Members of Congress called for strong action after the disclosure of the plot. The chairman of the House Homeland Security Committee, Rep. Peter T. King (R-NY), said the Obama administration should expel Iranian diplomats. Sen. Carl Levin (D-MI), chairman of the Senate Armed Services Committee, told reporters that the plot “may be” an act of war.
In addition to filing criminal charges against those directly involved in the plot, the United States took various steps to hold the Iranian regime accountable. U.S. representatives met with members of the U.N. Security Council to present the evidence against Tehran and coordinate an international response. The Treasury Department sanctioned five Iranians for their involvement in the plot, as well as an airline linked to the Quds Force.
“We’re going to continue... to mobilize the international community to make sure that Iran is further and further isolated and pays a price for this kind of behavior,” President Obama said.
A History of Supporting Terrorism
Iran has been described for years by the State Department as the world’s “most active state sponsor of terrorism.” Its support for terrorist activities ranges from the supply of funding and weaponry to Hizballah in Lebanon to its direct involvement in the 1992 bombing of the Israeli Embassy in Buenos Aires, Argentina, which killed 29 people and wounded another 242 and the 1994 bombing of the AMIA Jewish Community Center in Buenos Aires, in which 85 people were killed and hundreds more injured.
In recent months, Tehran has become a serious threat to American forces in Iraq and Afghanistan. By providing weapons, financing and training to Iraqi insurgents and the Taliban, Iran has been able to target U.S. troops while denying any responsibility for their deaths.

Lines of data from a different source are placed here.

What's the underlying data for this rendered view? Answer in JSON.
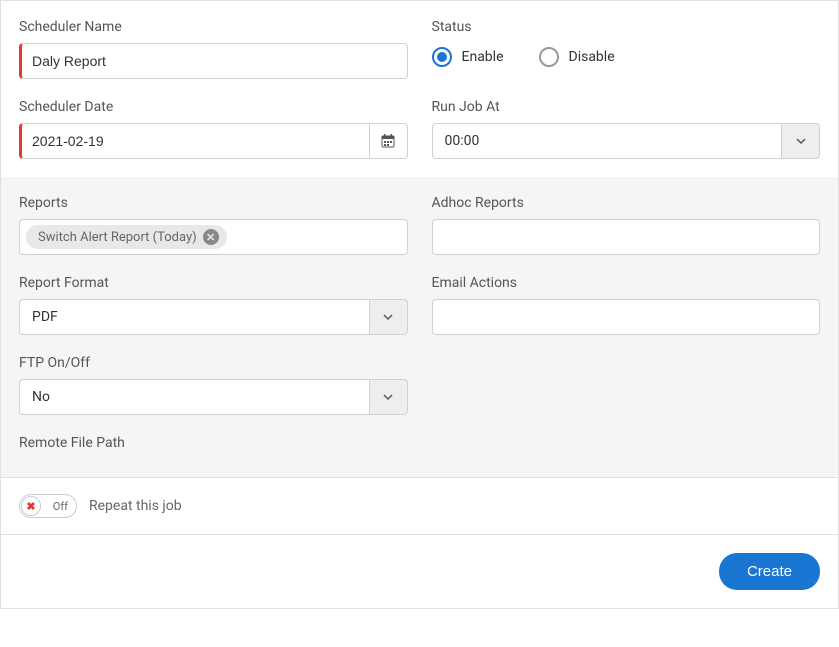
{
  "labels": {
    "scheduler_name": "Scheduler Name",
    "status": "Status",
    "scheduler_date": "Scheduler Date",
    "run_job_at": "Run Job At",
    "reports": "Reports",
    "adhoc_reports": "Adhoc Reports",
    "report_format": "Report Format",
    "email_actions": "Email Actions",
    "ftp_onoff": "FTP On/Off",
    "remote_file_path": "Remote File Path"
  },
  "values": {
    "scheduler_name": "Daly Report",
    "scheduler_date": "2021-02-19",
    "run_job_at": "00:00",
    "report_format": "PDF",
    "ftp_onoff": "No"
  },
  "status_options": {
    "enable": "Enable",
    "disable": "Disable",
    "selected": "enable"
  },
  "reports_tags": {
    "tag1": "Switch Alert Report (Today)"
  },
  "toggle": {
    "off_label": "Off",
    "text": "Repeat this job",
    "x": "✖"
  },
  "buttons": {
    "create": "Create"
  }
}
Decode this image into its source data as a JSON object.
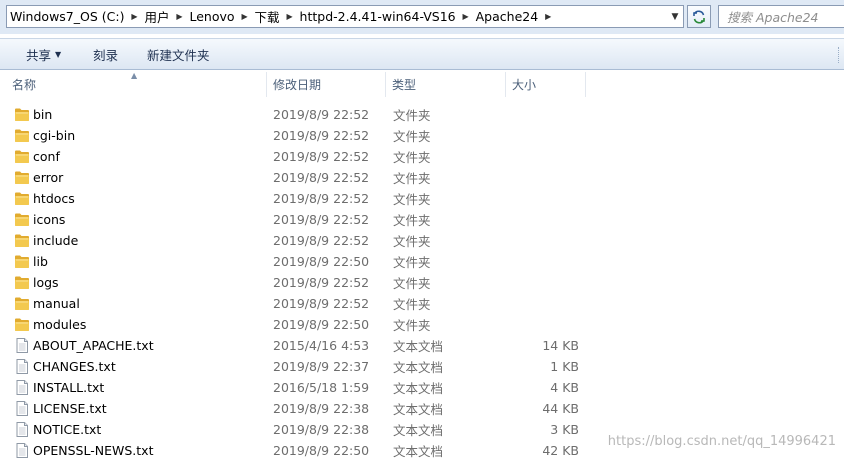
{
  "address": {
    "crumbs": [
      "Windows7_OS (C:)",
      "用户",
      "Lenovo",
      "下载",
      "httpd-2.4.41-win64-VS16",
      "Apache24"
    ]
  },
  "search": {
    "placeholder": "搜索 Apache24"
  },
  "toolbar": {
    "share_label": "共享",
    "burn_label": "刻录",
    "new_folder_label": "新建文件夹"
  },
  "columns": {
    "name": "名称",
    "date": "修改日期",
    "type": "类型",
    "size": "大小"
  },
  "files": [
    {
      "name": "bin",
      "date": "2019/8/9 22:52",
      "type": "文件夹",
      "size": "",
      "icon": "folder-icon"
    },
    {
      "name": "cgi-bin",
      "date": "2019/8/9 22:52",
      "type": "文件夹",
      "size": "",
      "icon": "folder-icon"
    },
    {
      "name": "conf",
      "date": "2019/8/9 22:52",
      "type": "文件夹",
      "size": "",
      "icon": "folder-icon"
    },
    {
      "name": "error",
      "date": "2019/8/9 22:52",
      "type": "文件夹",
      "size": "",
      "icon": "folder-icon"
    },
    {
      "name": "htdocs",
      "date": "2019/8/9 22:52",
      "type": "文件夹",
      "size": "",
      "icon": "folder-icon"
    },
    {
      "name": "icons",
      "date": "2019/8/9 22:52",
      "type": "文件夹",
      "size": "",
      "icon": "folder-icon"
    },
    {
      "name": "include",
      "date": "2019/8/9 22:52",
      "type": "文件夹",
      "size": "",
      "icon": "folder-icon"
    },
    {
      "name": "lib",
      "date": "2019/8/9 22:50",
      "type": "文件夹",
      "size": "",
      "icon": "folder-icon"
    },
    {
      "name": "logs",
      "date": "2019/8/9 22:52",
      "type": "文件夹",
      "size": "",
      "icon": "folder-icon"
    },
    {
      "name": "manual",
      "date": "2019/8/9 22:52",
      "type": "文件夹",
      "size": "",
      "icon": "folder-icon"
    },
    {
      "name": "modules",
      "date": "2019/8/9 22:50",
      "type": "文件夹",
      "size": "",
      "icon": "folder-icon"
    },
    {
      "name": "ABOUT_APACHE.txt",
      "date": "2015/4/16 4:53",
      "type": "文本文档",
      "size": "14 KB",
      "icon": "text-file-icon"
    },
    {
      "name": "CHANGES.txt",
      "date": "2019/8/9 22:37",
      "type": "文本文档",
      "size": "1 KB",
      "icon": "text-file-icon"
    },
    {
      "name": "INSTALL.txt",
      "date": "2016/5/18 1:59",
      "type": "文本文档",
      "size": "4 KB",
      "icon": "text-file-icon"
    },
    {
      "name": "LICENSE.txt",
      "date": "2019/8/9 22:38",
      "type": "文本文档",
      "size": "44 KB",
      "icon": "text-file-icon"
    },
    {
      "name": "NOTICE.txt",
      "date": "2019/8/9 22:38",
      "type": "文本文档",
      "size": "3 KB",
      "icon": "text-file-icon"
    },
    {
      "name": "OPENSSL-NEWS.txt",
      "date": "2019/8/9 22:50",
      "type": "文本文档",
      "size": "42 KB",
      "icon": "text-file-icon"
    }
  ],
  "watermark": "https://blog.csdn.net/qq_14996421",
  "colors": {
    "addressbar_bg": "#dfe9f5",
    "folder": "#e8b93c",
    "header_text": "#4c607a",
    "toolbar_text": "#1e3050"
  }
}
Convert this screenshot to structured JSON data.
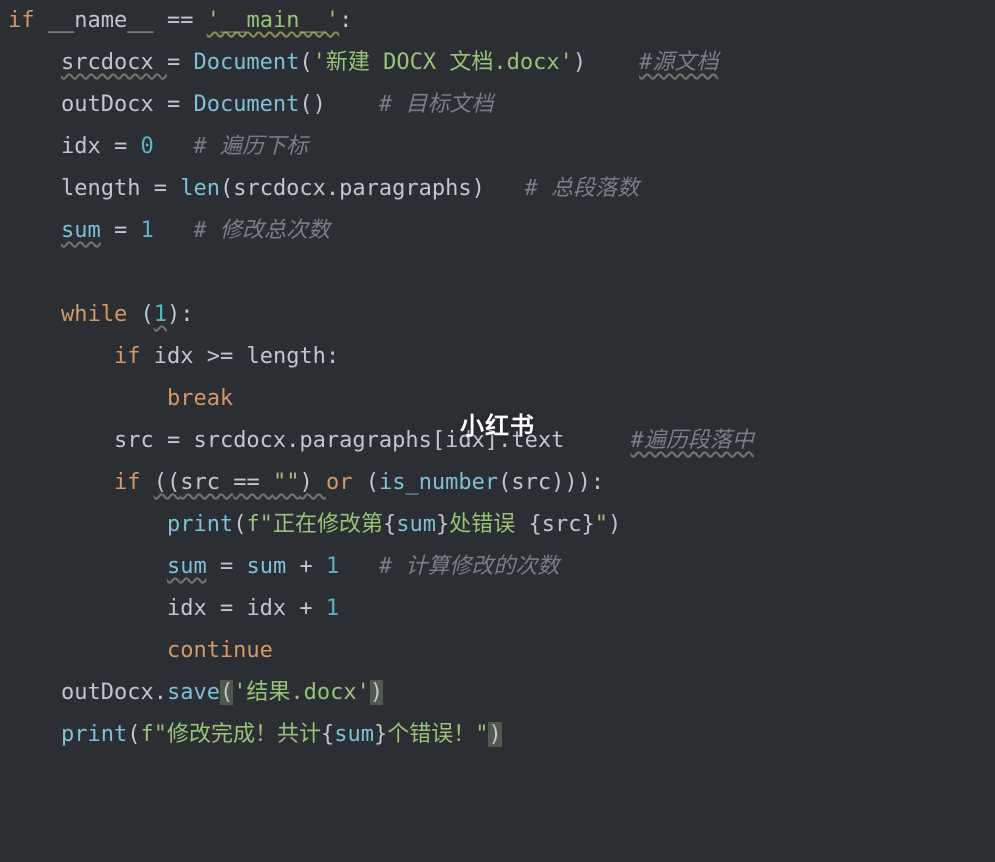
{
  "watermark": "小红书",
  "code": {
    "lines": [
      {
        "indent": 0,
        "tokens": [
          {
            "t": "if ",
            "c": "kw"
          },
          {
            "t": "__name__ ",
            "c": "id"
          },
          {
            "t": "== ",
            "c": "punc"
          },
          {
            "t": "'__main__'",
            "c": "str",
            "wavy": "y"
          },
          {
            "t": ":",
            "c": "punc"
          }
        ]
      },
      {
        "indent": 1,
        "tokens": [
          {
            "t": "srcdocx ",
            "c": "id",
            "wavy": "g"
          },
          {
            "t": "= ",
            "c": "punc"
          },
          {
            "t": "Document",
            "c": "fn"
          },
          {
            "t": "(",
            "c": "punc"
          },
          {
            "t": "'新建 DOCX 文档.docx'",
            "c": "str"
          },
          {
            "t": ")",
            "c": "punc"
          },
          {
            "t": "    ",
            "c": "id"
          },
          {
            "t": "#源文档",
            "c": "cmt",
            "wavy": "g"
          }
        ]
      },
      {
        "indent": 1,
        "tokens": [
          {
            "t": "outDocx ",
            "c": "id"
          },
          {
            "t": "= ",
            "c": "punc"
          },
          {
            "t": "Document",
            "c": "fn"
          },
          {
            "t": "()",
            "c": "punc"
          },
          {
            "t": "    ",
            "c": "id"
          },
          {
            "t": "# 目标文档",
            "c": "cmt"
          }
        ]
      },
      {
        "indent": 1,
        "tokens": [
          {
            "t": "idx ",
            "c": "id"
          },
          {
            "t": "= ",
            "c": "punc"
          },
          {
            "t": "0",
            "c": "num"
          },
          {
            "t": "   ",
            "c": "id"
          },
          {
            "t": "# 遍历下标",
            "c": "cmt"
          }
        ]
      },
      {
        "indent": 1,
        "tokens": [
          {
            "t": "length ",
            "c": "id"
          },
          {
            "t": "= ",
            "c": "punc"
          },
          {
            "t": "len",
            "c": "fn"
          },
          {
            "t": "(",
            "c": "punc"
          },
          {
            "t": "srcdocx",
            "c": "id"
          },
          {
            "t": ".",
            "c": "punc"
          },
          {
            "t": "paragraphs",
            "c": "id"
          },
          {
            "t": ")",
            "c": "punc"
          },
          {
            "t": "   ",
            "c": "id"
          },
          {
            "t": "# 总段落数",
            "c": "cmt"
          }
        ]
      },
      {
        "indent": 1,
        "tokens": [
          {
            "t": "sum",
            "c": "fn",
            "wavy": "g"
          },
          {
            "t": " ",
            "c": "id"
          },
          {
            "t": "= ",
            "c": "punc"
          },
          {
            "t": "1",
            "c": "num"
          },
          {
            "t": "   ",
            "c": "id"
          },
          {
            "t": "# 修改总次数",
            "c": "cmt"
          }
        ]
      },
      {
        "indent": 1,
        "tokens": []
      },
      {
        "indent": 1,
        "tokens": [
          {
            "t": "while ",
            "c": "kw"
          },
          {
            "t": "(",
            "c": "punc"
          },
          {
            "t": "1",
            "c": "num",
            "wavy": "g"
          },
          {
            "t": ")",
            "c": "punc"
          },
          {
            "t": ":",
            "c": "punc"
          }
        ]
      },
      {
        "indent": 2,
        "tokens": [
          {
            "t": "if ",
            "c": "kw"
          },
          {
            "t": "idx ",
            "c": "id"
          },
          {
            "t": ">= ",
            "c": "punc"
          },
          {
            "t": "length",
            "c": "id"
          },
          {
            "t": ":",
            "c": "punc"
          }
        ]
      },
      {
        "indent": 3,
        "tokens": [
          {
            "t": "break",
            "c": "kw"
          }
        ]
      },
      {
        "indent": 2,
        "tokens": [
          {
            "t": "src ",
            "c": "id"
          },
          {
            "t": "= ",
            "c": "punc"
          },
          {
            "t": "srcdocx",
            "c": "id"
          },
          {
            "t": ".",
            "c": "punc"
          },
          {
            "t": "paragraphs",
            "c": "id"
          },
          {
            "t": "[",
            "c": "punc"
          },
          {
            "t": "idx",
            "c": "id"
          },
          {
            "t": "]",
            "c": "punc"
          },
          {
            "t": ".",
            "c": "punc"
          },
          {
            "t": "text",
            "c": "id"
          },
          {
            "t": "     ",
            "c": "id"
          },
          {
            "t": "#遍历段落中",
            "c": "cmt",
            "wavy": "g"
          }
        ]
      },
      {
        "indent": 2,
        "tokens": [
          {
            "t": "if ",
            "c": "kw"
          },
          {
            "t": "((",
            "c": "punc",
            "wavy": "g"
          },
          {
            "t": "src ",
            "c": "id",
            "wavy": "g"
          },
          {
            "t": "== ",
            "c": "punc",
            "wavy": "g"
          },
          {
            "t": "\"\"",
            "c": "str",
            "wavy": "g"
          },
          {
            "t": ") ",
            "c": "punc",
            "wavy": "g"
          },
          {
            "t": "or ",
            "c": "kw"
          },
          {
            "t": "(",
            "c": "punc"
          },
          {
            "t": "is_number",
            "c": "fn"
          },
          {
            "t": "(",
            "c": "punc"
          },
          {
            "t": "src",
            "c": "id"
          },
          {
            "t": ")))",
            "c": "punc"
          },
          {
            "t": ":",
            "c": "punc"
          }
        ]
      },
      {
        "indent": 3,
        "tokens": [
          {
            "t": "print",
            "c": "fn"
          },
          {
            "t": "(",
            "c": "punc"
          },
          {
            "t": "f\"",
            "c": "str"
          },
          {
            "t": "正在修改第",
            "c": "str"
          },
          {
            "t": "{",
            "c": "punc"
          },
          {
            "t": "sum",
            "c": "fn"
          },
          {
            "t": "}",
            "c": "punc"
          },
          {
            "t": "处错误 ",
            "c": "str"
          },
          {
            "t": "{",
            "c": "punc"
          },
          {
            "t": "src",
            "c": "id"
          },
          {
            "t": "}",
            "c": "punc"
          },
          {
            "t": "\"",
            "c": "str"
          },
          {
            "t": ")",
            "c": "punc"
          }
        ]
      },
      {
        "indent": 3,
        "tokens": [
          {
            "t": "sum",
            "c": "fn",
            "wavy": "g"
          },
          {
            "t": " ",
            "c": "id"
          },
          {
            "t": "= ",
            "c": "punc"
          },
          {
            "t": "sum ",
            "c": "fn"
          },
          {
            "t": "+ ",
            "c": "punc"
          },
          {
            "t": "1",
            "c": "num"
          },
          {
            "t": "   ",
            "c": "id"
          },
          {
            "t": "# 计算修改的次数",
            "c": "cmt"
          }
        ]
      },
      {
        "indent": 3,
        "tokens": [
          {
            "t": "idx ",
            "c": "id"
          },
          {
            "t": "= ",
            "c": "punc"
          },
          {
            "t": "idx ",
            "c": "id"
          },
          {
            "t": "+ ",
            "c": "punc"
          },
          {
            "t": "1",
            "c": "num"
          }
        ]
      },
      {
        "indent": 3,
        "tokens": [
          {
            "t": "continue",
            "c": "kw"
          }
        ]
      },
      {
        "indent": 1,
        "tokens": [
          {
            "t": "outDocx",
            "c": "id"
          },
          {
            "t": ".",
            "c": "punc"
          },
          {
            "t": "save",
            "c": "fn"
          },
          {
            "t": "(",
            "c": "punc",
            "hl": true
          },
          {
            "t": "'结果.docx'",
            "c": "str"
          },
          {
            "t": ")",
            "c": "punc",
            "hl": true
          }
        ]
      },
      {
        "indent": 1,
        "tokens": [
          {
            "t": "print",
            "c": "fn"
          },
          {
            "t": "(",
            "c": "punc"
          },
          {
            "t": "f\"",
            "c": "str"
          },
          {
            "t": "修改完成！共计",
            "c": "str"
          },
          {
            "t": "{",
            "c": "punc"
          },
          {
            "t": "sum",
            "c": "fn"
          },
          {
            "t": "}",
            "c": "punc"
          },
          {
            "t": "个错误！\"",
            "c": "str"
          },
          {
            "t": ")",
            "c": "punc",
            "hl": true
          }
        ]
      }
    ]
  }
}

Iraqi Shiite militias aligned with the Quds Force were responsible for the deaths of 13 of the 15 U.S. soldiers killed in June, the most deadly month for the United States in Iraq in the past three years. “Iran is very directly supporting extremist Shiite groups, which are killing our troops,” said former Chairman of the Joint Chiefs of Staff Adm. Michael Mullen.
As U.S. forces prepare to leave Iraq, Iran has aimed to weaken the country by severing its relations with the United States, so it is even more dependent on Iran. “Anything they can do to cause separation between us and Iraq helps achieve their greater aims,” said Maj. Gen. Jeffrey Buchanan, the United States military’s spokesman in Iraq. “Anything they can do to cause dissent or attack our forces and cause us to leave.”
Another way in which Iran has extended its global terrorist reach is via al-Qaeda. In July, the Treasury Department accused Tehran of helping al-Qaeda funnel cash and recruits into Pakistan for its international operations. A Syrian national operating in Iran oversees a support network that transfers large amounts of cash from Middle East donors to al-Qaeda’s top leadership in Pakistan’s tribal region.
“By exposing Iran’s secret deal with al-Qaeda, allowing it to funnel funds and operatives through its territory, we are illuminating yet another aspect of Iran’s unmatched support for terrorism,” said David Cohen, the Treasury Department’s undersecretary for terrorism and financial intelligence.
The most recent plot orchestrated by the Quds Force points to Iran’s growing aggressiveness in sponsoring attacks on targets belonging to the United States and its allies. U.S. officials believe the force, which is active throughout the Middle East and elsewhere either directly or via various proxies, is involved in additional covert operations. “These are not merely aspirational plots dreamed up by the Quds Force. In fact, there is active planning around them,” said a senior U.S. official. BACK TO TOP